If the UK leaves the EU with a no-deal scenario, you must declare the goods for import into the UK in addition to the export declaration. The UK has indicated to use the no-deal rate in this scenario. This means that most products are duty free and are taxed at a 0% rate. You can
already see a list of some provisional import duties. These can be found via this link from the British government.
On the basis of the goods code (the so-called HS code) you can see which rate applies. If your commodity code is not in this overview, the import duty rate is 0%. To make sure you are using the correct commodity code, you can use the UK Trade Tariff Tool. As there is no possibility to make an import declaration upon arrival of the goods in the UK, you will need to make an import declaration before the goods leave the EU. The transporters or hauliers with whom your goods are going to the UK also require proof of declaration. Without this proof they will not be allowed access to the tunnel or ferry. And that can cause considerable delays.
Whatever the final situation, our in-house customs specialists will be happy to advise you. We will also be happy to draw up the necessary documents for you. Would you like to know more about customs matters and the preparation of documents?
In short: doing business outside the European Union
Free movement of goods has been taking place within the European Union since 1992. From the Netherlands you can transport goods (or have them transported) to other EU countries without customs checks at the border. When you export goods to a non-EU country, this is different. The shipment is then a so-called customs shipment. This means that you have to make a customs declaration and attach customs documents to the shipment and import duties have to be paid on the products. Depending on the country of destination and the type of goods, you may also have to deal with additional permits, excise duties or inspections.
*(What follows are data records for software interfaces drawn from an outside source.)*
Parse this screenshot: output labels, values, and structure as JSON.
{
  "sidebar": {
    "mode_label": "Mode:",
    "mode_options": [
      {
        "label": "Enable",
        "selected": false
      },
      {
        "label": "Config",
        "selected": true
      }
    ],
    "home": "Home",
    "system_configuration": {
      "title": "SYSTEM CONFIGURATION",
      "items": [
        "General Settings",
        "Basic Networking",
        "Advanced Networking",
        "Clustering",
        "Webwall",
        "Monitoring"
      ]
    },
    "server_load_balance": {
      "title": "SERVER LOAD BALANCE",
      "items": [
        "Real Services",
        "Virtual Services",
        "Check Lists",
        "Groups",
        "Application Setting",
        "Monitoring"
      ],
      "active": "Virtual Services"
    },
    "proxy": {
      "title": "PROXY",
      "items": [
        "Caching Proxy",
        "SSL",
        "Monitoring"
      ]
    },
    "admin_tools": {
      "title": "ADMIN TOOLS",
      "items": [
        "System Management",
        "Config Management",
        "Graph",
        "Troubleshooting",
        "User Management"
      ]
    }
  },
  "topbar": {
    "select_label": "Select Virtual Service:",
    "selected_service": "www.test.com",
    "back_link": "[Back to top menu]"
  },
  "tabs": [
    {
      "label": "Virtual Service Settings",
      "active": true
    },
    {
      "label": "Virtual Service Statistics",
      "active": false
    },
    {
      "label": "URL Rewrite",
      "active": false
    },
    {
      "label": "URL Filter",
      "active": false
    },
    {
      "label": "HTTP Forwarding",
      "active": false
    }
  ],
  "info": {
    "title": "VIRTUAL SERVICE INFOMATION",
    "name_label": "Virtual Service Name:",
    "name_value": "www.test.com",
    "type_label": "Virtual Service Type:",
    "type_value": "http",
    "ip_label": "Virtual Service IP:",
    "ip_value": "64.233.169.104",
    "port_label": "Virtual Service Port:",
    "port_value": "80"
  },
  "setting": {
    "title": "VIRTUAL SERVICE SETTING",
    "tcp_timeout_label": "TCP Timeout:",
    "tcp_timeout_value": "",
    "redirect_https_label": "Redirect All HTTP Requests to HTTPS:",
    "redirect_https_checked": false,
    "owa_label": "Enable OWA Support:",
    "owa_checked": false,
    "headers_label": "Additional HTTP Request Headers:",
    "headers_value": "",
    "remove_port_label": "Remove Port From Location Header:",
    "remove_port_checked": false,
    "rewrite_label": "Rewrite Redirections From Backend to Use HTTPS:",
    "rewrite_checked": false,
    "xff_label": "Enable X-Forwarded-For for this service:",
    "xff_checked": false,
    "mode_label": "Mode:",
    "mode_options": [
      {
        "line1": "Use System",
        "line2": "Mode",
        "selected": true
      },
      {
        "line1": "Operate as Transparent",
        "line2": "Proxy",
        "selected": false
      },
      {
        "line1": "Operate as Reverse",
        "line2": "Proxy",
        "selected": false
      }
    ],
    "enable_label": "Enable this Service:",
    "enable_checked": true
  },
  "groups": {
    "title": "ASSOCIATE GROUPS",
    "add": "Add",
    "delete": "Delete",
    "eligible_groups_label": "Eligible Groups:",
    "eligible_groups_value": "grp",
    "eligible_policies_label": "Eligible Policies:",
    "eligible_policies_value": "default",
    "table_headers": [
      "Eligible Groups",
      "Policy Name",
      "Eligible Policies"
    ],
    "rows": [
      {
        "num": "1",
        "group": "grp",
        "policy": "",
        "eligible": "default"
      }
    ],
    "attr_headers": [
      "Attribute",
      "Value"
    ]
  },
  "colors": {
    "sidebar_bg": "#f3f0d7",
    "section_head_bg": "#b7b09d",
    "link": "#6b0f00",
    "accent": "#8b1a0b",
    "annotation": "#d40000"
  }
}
Prior to transport: incoterms and VAT
When importing goods into a non-EU country, import duties and taxes often have to be paid. The amount or quantity often depends on agreements between the EU and the country in question. The European Commission collects all applicable import tariffs and other import taxes in the Market Access Database.
In order to remain competitive with domestic suppliers or with an origin that pays less import duties, you can decide to compensate this by a discount on the sales price. However, for (cross-border) transactions, it is very important to include an Incoterm2020 on your invoice that reflects how you wish to divide the costs and risks between buyer and seller. The use of EXW and DDP is not recommended in this context, although FCA and DAP are suitable.
In case of export shipments, you will have to deal with taxes both in the Netherlands and in the country of destination. In the country of destination, VAT must also be paid on the goods. This differs per country and more information can be found on the website of the Tax and Customs Administration.
In the case of the United Kingdom, after the Brexit transition period, effective from 1 January 2021, a new regime will apply. In this case, the VAT on import must be paid by the person who books the shipment in the case of courier shipments with a value of less than £135.
Which goods enter or leave the European Union: very important information for customs! When so-called union goods (the goods that are in free circulation in the EU) leave the EU, you therefore have to make an electronic export declaration. Only when Customs has accepted this export declaration and released it for transport may the shipment be exported. To make an export declaration, you need specific knowledge. You can purchase or develop customs declaration software to assist you in this process. You can also choose to outsource the export declaration, for example to MOL Logistics.
To ensure smooth transport to non-EU countries, please enclose the appropriate documents with the shipment. Of course, you can choose to leave the layout of the documents to your logistics service provider. You can also authorise MOL Logistics to do this.